  • Blue Origin filed a protest in 2019, saying the government's methods for picking winners were flawed and favored ULA and SpaceX.
  • SpaceX, which didn't receive money as part of an award in 2018, argued that put the company at a disadvantage for winning a Phase 2 contract.

What's next: "We remain confident New Glenn will play a critical role for the national security community in the future due to the increasing realization that space is a contested domain and a robust, responsive, and resilient launch capability is ever more vital to U.S. security," Blue Origin CEO Bob Smith said in a statement.

  • All four companies will also have a chance to compete under Phase 3 of the competition.

Go deeper

Miriam Kramer, author of Space
Nov 17, 2020 - Science

Crewed SpaceX capsule docks to International Space Station

Two crewmembers using the tablets inside the Crew Dragon as it is docked to the ISS. Photo: NASA TV

The International Space Station has four new crewmembers delivered to the orbiting outpost care of SpaceX.

Why it matters: This mission marks the first fully operational flight of the Crew Dragon and ushers in a new era of regular, human missions to orbit operated by SpaceX for NASA.

2 hours ago - World

UN Security Council meeting on Israel-Gaza as fighting enters 7th day

Smoke billows from a fire following Israeli airstrikes on multiple targets in Gaza on May 16. Photo: Mohammed Abed/AFP via Getty Images

The United Nations Security Council was preparing to meet Sunday, as the aerial bombardment between Israel and Hamas between entered a seventh day.

The latest: Four Palestinians died in airstrikes early Sunday, as Israeli forces bombed the home of Gaza's Hamas chief, Yehya al-Sinwar, per Reuters.

7 hours ago - World

In photos: Protests in U.S., across the world over Israeli–Palestinian conflict

A protest march in support of Palestinians near the Washington monument in Washington, D.C. on May 15. Photo: Andrew Caballero-Reynolds/AFP via Getty Images

Thousands of people rallied across the U.S. and the world Saturday following days of violence in Gaza and Israel that's killed at least 145 Palestinians, including 41 children, and eight Israelis, per AP.

The big picture: Most demonstrations were in support of Palestinians.

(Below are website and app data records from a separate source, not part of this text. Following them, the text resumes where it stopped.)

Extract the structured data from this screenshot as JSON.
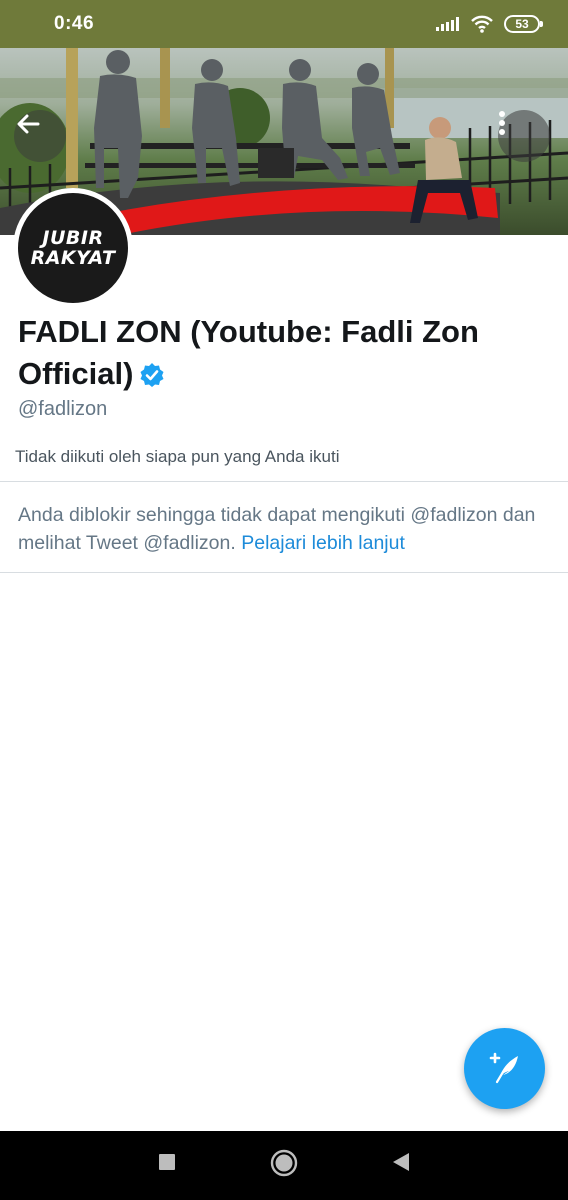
{
  "status_bar": {
    "time": "0:46",
    "battery": "53",
    "icons": [
      "signal-icon",
      "wifi-icon",
      "battery-icon"
    ]
  },
  "banner": {
    "back_icon": "arrow-left-icon",
    "more_icon": "more-vertical-icon"
  },
  "avatar": {
    "line1": "JUBIR",
    "line2": "RAKYAT"
  },
  "profile": {
    "name": "FADLI ZON (Youtube: Fadli Zon Official)",
    "handle": "@fadlizon",
    "verified_icon": "verified-badge-icon",
    "followed_by": "Tidak diikuti oleh siapa pun yang Anda ikuti"
  },
  "blocked": {
    "message": "Anda diblokir sehingga tidak dapat mengikuti @fadlizon dan melihat Tweet @fadlizon.",
    "link": "Pelajari lebih lanjut"
  },
  "fab": {
    "icon": "compose-tweet-icon"
  },
  "nav": {
    "icons": [
      "recent-apps-icon",
      "home-icon",
      "back-icon"
    ]
  },
  "colors": {
    "accent": "#1da1f2",
    "link": "#1d8bd9",
    "status_bar": "#6f7a3a",
    "secondary_text": "#657786"
  }
}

There were tense scenes between pro-Israeli government protesters and pro-Palestinian demonstrators in Winnipeg, Canada, and Leipzig, Germany, but no arrests were made, CBS News and DW.com report.